I moved to Italy because I have celiac disease. If that sounds like an oxymoron, then you are part of the vast majority. Italy may seem like the worst possible place for celiacs to find themselves, but it is quite the opposite. It is no secret that food is a cornerstone of Italian culture, which is exactly why the country goes the extra mile (well, kilometer) to make sure celiacs are included.
The lure of daily access to gluten-free pizza is what got me to Italy, but what has kept me here? Finally feeling free to enjoy food the way I’ve wanted to and share laughs over the dinner table. It’s easy only to think of food as fuel for our bodies, especially after a diagnosis like celiac disease. But the deep social and cultural importance of bonding with others through food is fundamental to our wellbeing. This is why I believe every celiac should visit Italy once in their lifetime and, more specifically, Florence! With such a plethora of celiac-safe restaurants, you could eat somewhere different every day for weeks. Assuming you don’t have the time or digestive capacity for that, these are the restaurants not to be missed.
1. Trattoria da Garibardi
If you want to experience high-quality, authentic Tuscan cuisine, Trattoria Garibardi is the place to go. They have the beloved stamp of approval from the AIC (Associazione Italiana Celiachia) and a separate but equally incredible menu for gluten-free diners. Everything on their gluten-free menu is to die for, but I could spend all night eating just their antipasti. I highly recommend trying the polpettine della nonna Tina (Grandma Tina’s meatballs) and ficattole, crudo e stracchino (fried pizza dough with ham and stracchino cheese).
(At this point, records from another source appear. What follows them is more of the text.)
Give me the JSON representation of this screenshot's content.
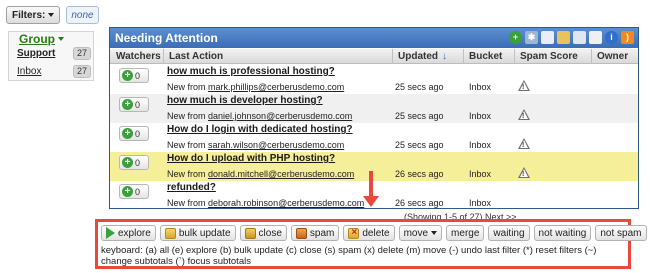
{
  "filters": {
    "label": "Filters:",
    "value": "none"
  },
  "group": {
    "header": "Group",
    "items": [
      {
        "label": "Support",
        "count": "27",
        "bold": true
      },
      {
        "label": "Inbox",
        "count": "27",
        "bold": false
      }
    ]
  },
  "worklist": {
    "title": "Needing Attention",
    "toolbar_icons": [
      "add-icon",
      "gear-icon",
      "copy-icon",
      "folder-icon",
      "export-icon",
      "print-icon",
      "info-icon",
      "rss-icon"
    ],
    "columns": [
      "Watchers",
      "Last Action",
      "Updated",
      "Bucket",
      "Spam Score",
      "Owner"
    ],
    "rows": [
      {
        "watchers": "0",
        "subject": "how much is professional hosting?",
        "from_prefix": "New from ",
        "email": "mark.phillips@cerberusdemo.com",
        "updated": "25 secs ago",
        "bucket": "Inbox",
        "highlight": "none"
      },
      {
        "watchers": "0",
        "subject": "how much is developer hosting?",
        "from_prefix": "New from ",
        "email": "daniel.johnson@cerberusdemo.com",
        "updated": "25 secs ago",
        "bucket": "Inbox",
        "highlight": "gray"
      },
      {
        "watchers": "0",
        "subject": "How do I login with dedicated hosting?",
        "from_prefix": "New from ",
        "email": "sarah.wilson@cerberusdemo.com",
        "updated": "25 secs ago",
        "bucket": "Inbox",
        "highlight": "none"
      },
      {
        "watchers": "0",
        "subject": "How do I upload with PHP hosting?",
        "from_prefix": "New from ",
        "email": "donald.mitchell@cerberusdemo.com",
        "updated": "26 secs ago",
        "bucket": "Inbox",
        "highlight": "yellow"
      },
      {
        "watchers": "0",
        "subject": "refunded?",
        "from_prefix": "New from ",
        "email": "deborah.robinson@cerberusdemo.com",
        "updated": "26 secs ago",
        "bucket": "Inbox",
        "highlight": "none"
      }
    ],
    "showing": "(Showing 1-5 of 27) Next >>"
  },
  "bulk": {
    "buttons": {
      "explore": "explore",
      "bulk_update": "bulk update",
      "close": "close",
      "spam": "spam",
      "delete": "delete",
      "move": "move",
      "merge": "merge",
      "waiting": "waiting",
      "not_waiting": "not waiting",
      "not_spam": "not spam"
    },
    "keyboard": "keyboard: (a) all (e) explore (b) bulk update (c) close (s) spam (x) delete (m) move (-) undo last filter (*) reset filters (~) change subtotals (`) focus subtotals"
  },
  "colors": {
    "titlebar": "#4a7fc4",
    "highlight_row": "#f6ef9a",
    "callout": "#e8493c",
    "group_accent": "#2b7a15"
  }
}
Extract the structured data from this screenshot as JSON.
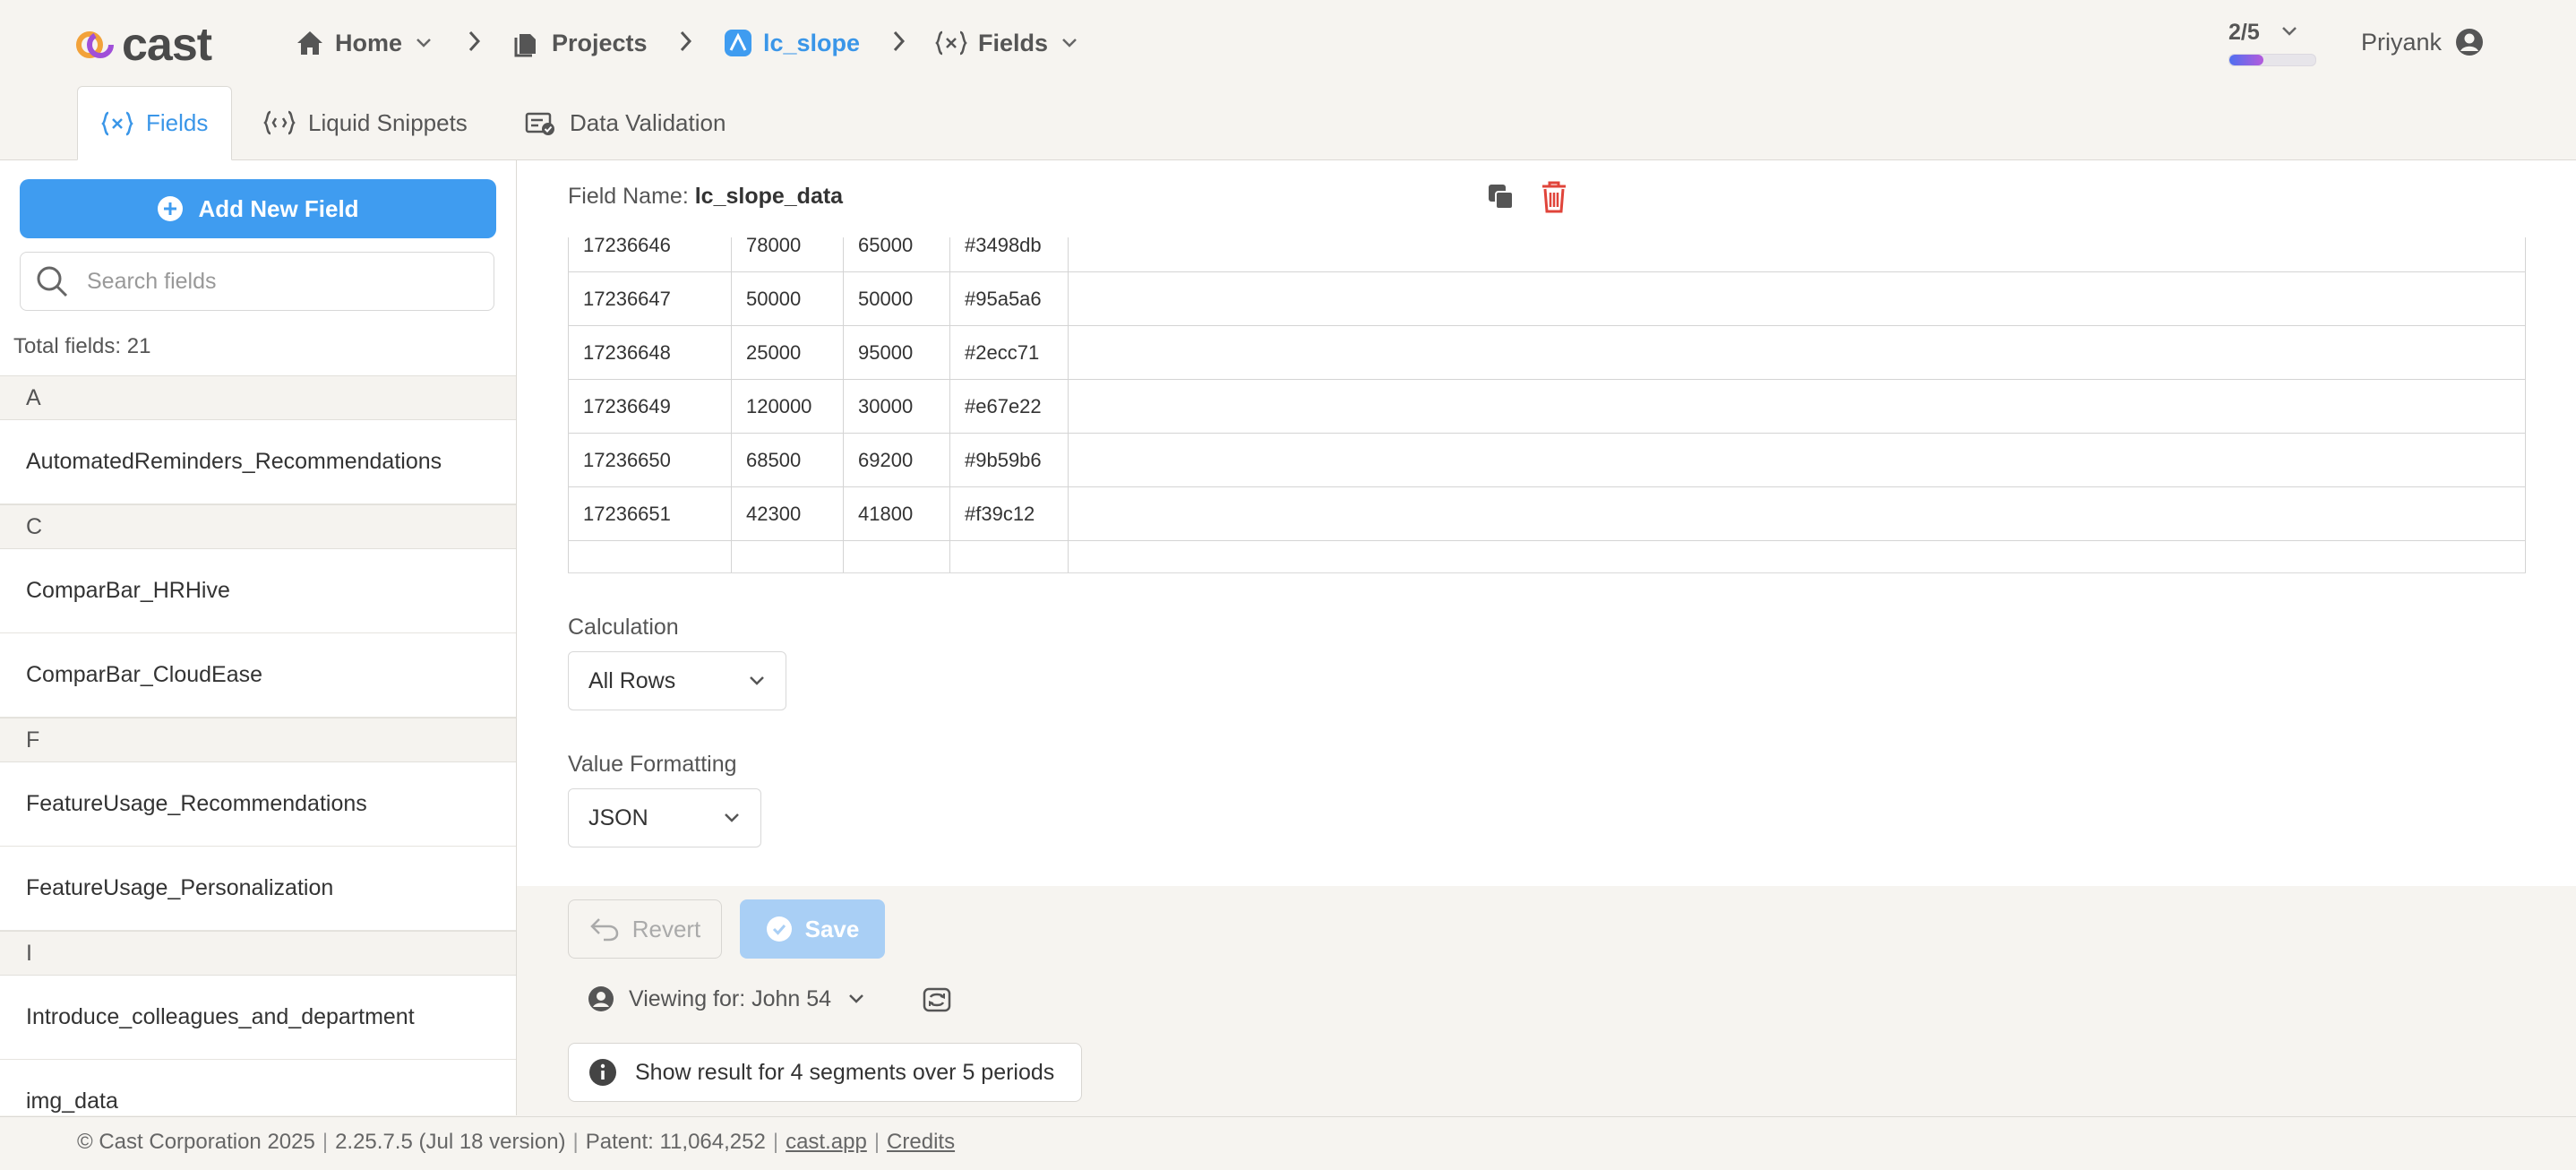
{
  "header": {
    "logo_text": "cast",
    "breadcrumbs": [
      {
        "label": "Home",
        "icon": "home-icon"
      },
      {
        "label": "Projects",
        "icon": "projects-icon"
      },
      {
        "label": "lc_slope",
        "icon": "slope-icon"
      },
      {
        "label": "Fields",
        "icon": "variable-icon"
      }
    ],
    "progress": {
      "label": "2/5",
      "fraction": 0.4
    },
    "user": "Priyank"
  },
  "tabs": [
    {
      "label": "Fields",
      "active": true
    },
    {
      "label": "Liquid Snippets",
      "active": false
    },
    {
      "label": "Data Validation",
      "active": false
    }
  ],
  "sidebar": {
    "add_button": "Add New Field",
    "search_placeholder": "Search fields",
    "total": "Total fields: 21",
    "groups": [
      {
        "letter": "A",
        "items": [
          "AutomatedReminders_Recommendations"
        ]
      },
      {
        "letter": "C",
        "items": [
          "ComparBar_HRHive",
          "ComparBar_CloudEase"
        ]
      },
      {
        "letter": "F",
        "items": [
          "FeatureUsage_Recommendations",
          "FeatureUsage_Personalization"
        ]
      },
      {
        "letter": "I",
        "items": [
          "Introduce_colleagues_and_department",
          "img_data"
        ]
      }
    ]
  },
  "field": {
    "label": "Field Name:",
    "name": "lc_slope_data",
    "rows": [
      [
        "17236646",
        "78000",
        "65000",
        "#3498db"
      ],
      [
        "17236647",
        "50000",
        "50000",
        "#95a5a6"
      ],
      [
        "17236648",
        "25000",
        "95000",
        "#2ecc71"
      ],
      [
        "17236649",
        "120000",
        "30000",
        "#e67e22"
      ],
      [
        "17236650",
        "68500",
        "69200",
        "#9b59b6"
      ],
      [
        "17236651",
        "42300",
        "41800",
        "#f39c12"
      ]
    ],
    "calculation_label": "Calculation",
    "calculation_value": "All Rows",
    "formatting_label": "Value Formatting",
    "formatting_value": "JSON"
  },
  "actions": {
    "revert": "Revert",
    "save": "Save",
    "viewing": "Viewing for: John 54",
    "segments": "Show result for 4 segments over 5 periods"
  },
  "footer": {
    "copyright": "© Cast Corporation 2025",
    "version": "2.25.7.5 (Jul 18 version)",
    "patent": "Patent: 11,064,252",
    "site": "cast.app",
    "credits": "Credits"
  },
  "colors": {
    "accent": "#3f9cf0",
    "active_tab": "#3a96e8",
    "delete": "#e0443a",
    "save_disabled": "#a9cff5"
  }
}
Piazza del Mercato Centrale, 38R
2. Ciro & Sons
Ciro & Sons has a reputation for being one of the finest gluten-free restaurants in the city. As a part of the Associazione Verace Pizza Napoletana, they are the best place to get a Neapolitan style gluten-free pizza that will not disappoint. This charming restaurant is run by multiple generations of the family and you will feel like a part of the family by the time you finish your margherita pizza. The commitment to their Neapolitan roots and culinary traditions is apparent in both the food and their ability to make you feel at home. It’s like a little piece of Naples in the heart of Florence.
Via del Giglio, 28R
Unlike the previous two locations, Quinoa is 100 per cent gluten-free! That means no risk of cross-contact in the kitchen, which comes as a breath of fresh air. They were the first completely gluten-free restaurant to open in Florence and have continued to provide the celiac community with remarkable food. The menu ebbs and flows with the seasons, so it’s always a fresh glance into what’s growing locally in Tuscany while combining elements of oriental cuisine. My favorite part? They have a beautiful herb garden in their internal courtyard that supplies the kitchen with fresh herbs every day.
Vicolo di Santa Maria Maggiore 1
4. Risotteria Melotti
The Melotti family has multiple locations around Italy (and even one in New York) with Florence being the newest to open. Just a few steps from the Duomo, it is the perfect place to stop for dinner after a day of sightseeing. My favorite risotto on the menu is adorned with beautiful black truffles, but keep in mind it is not available year-round. When risotto al tartufo is not on the menu, I recommend the risotto con anatra, arancia e pinoli tostati (duck, orange and toasted pine nuts). Risotteria Melotti is also 100 per cent gluten-free, so there is no concern of cross-contact.
Via dei Servi 65R
All’Antico Vinaio might be the sandwich shop with the longest lines, but Sgrano is just a few doors down and does practically the same thing, but completely gluten-free. After all the trouble we regularly face to find safe food, it is a liberating experience to walk past a line of people and grab a gluten-free sandwich without any inconvenience. The schiacciata is a Tuscan classic, a sandwich made with different filling options (typically cheeses and meats) between two pieces of focaccia. I recommend ordering the Bomba, which is packed with pancetta, gorgonzola, grilled peppers and honey.
Via dei Neri 49R
On top of the architecture, history and art, Florence has so much to offer celiacs in the way of culinary exploration. There is really no need to feel as restricted as we often do everywhere else. After a year and a half of living in Florence, I still regularly discover new gluten-free gems to try. The possibilities are endless!